> [Your assignment] Set down every entry exactly as given. Pictures are to be left out.

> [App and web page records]
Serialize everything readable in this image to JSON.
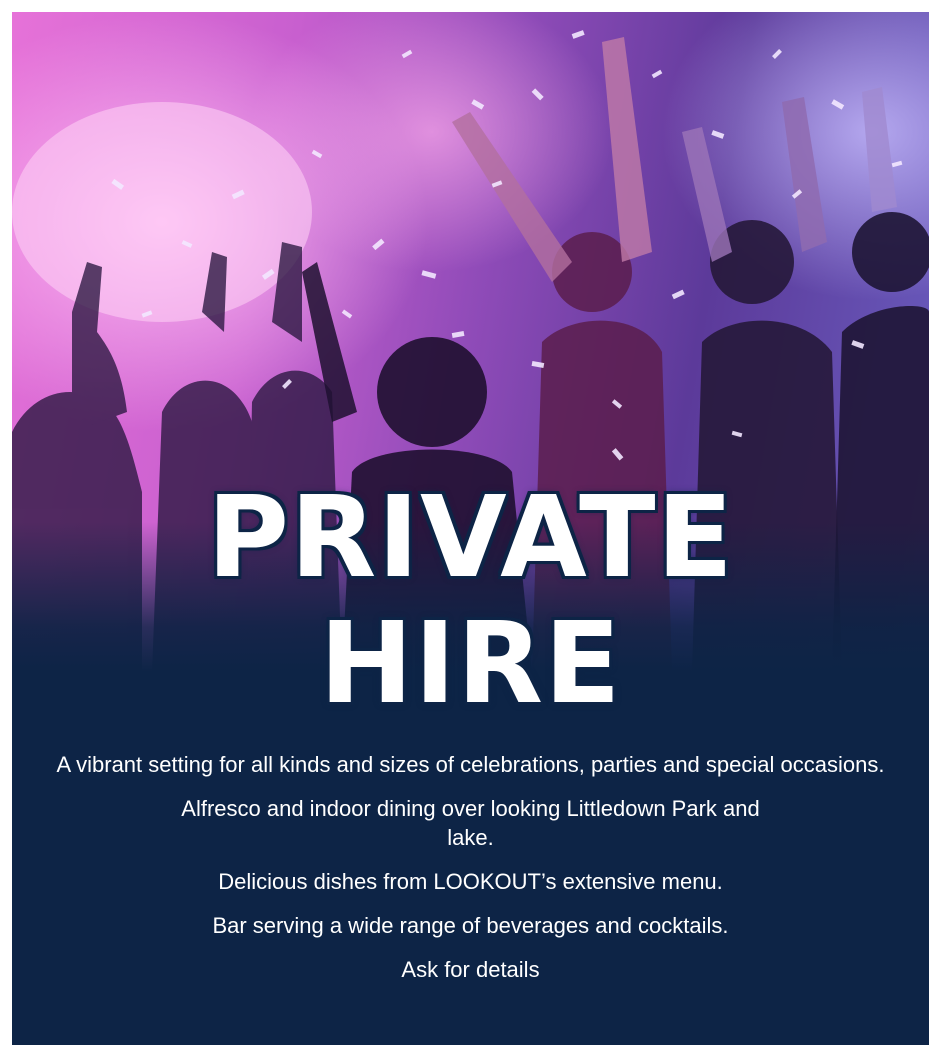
{
  "hero": {
    "image_icon": "party-crowd-photo",
    "accent_colors": [
      "#e672d8",
      "#8f4bb8",
      "#0d2446"
    ]
  },
  "title": {
    "line1": "PRIVATE",
    "line2": "HIRE"
  },
  "details": [
    "A vibrant setting for all kinds and sizes of celebrations, parties and special occasions.",
    "Alfresco and indoor dining over looking Littledown Park and lake.",
    "Delicious dishes from LOOKOUT’s extensive menu.",
    "Bar serving a wide range of beverages and cocktails.",
    "Ask for details"
  ],
  "colors": {
    "background": "#0d2446",
    "text": "#ffffff"
  }
}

> [Exercise response]
Serialize everything readable in this image to JSON.
{
  "hero": {
    "image_icon": "party-crowd-photo",
    "accent_colors": [
      "#e672d8",
      "#8f4bb8",
      "#0d2446"
    ]
  },
  "title": {
    "line1": "PRIVATE",
    "line2": "HIRE"
  },
  "details": [
    "A vibrant setting for all kinds and sizes of celebrations, parties and special occasions.",
    "Alfresco and indoor dining over looking Littledown Park and lake.",
    "Delicious dishes from LOOKOUT’s extensive menu.",
    "Bar serving a wide range of beverages and cocktails.",
    "Ask for details"
  ],
  "colors": {
    "background": "#0d2446",
    "text": "#ffffff"
  }
}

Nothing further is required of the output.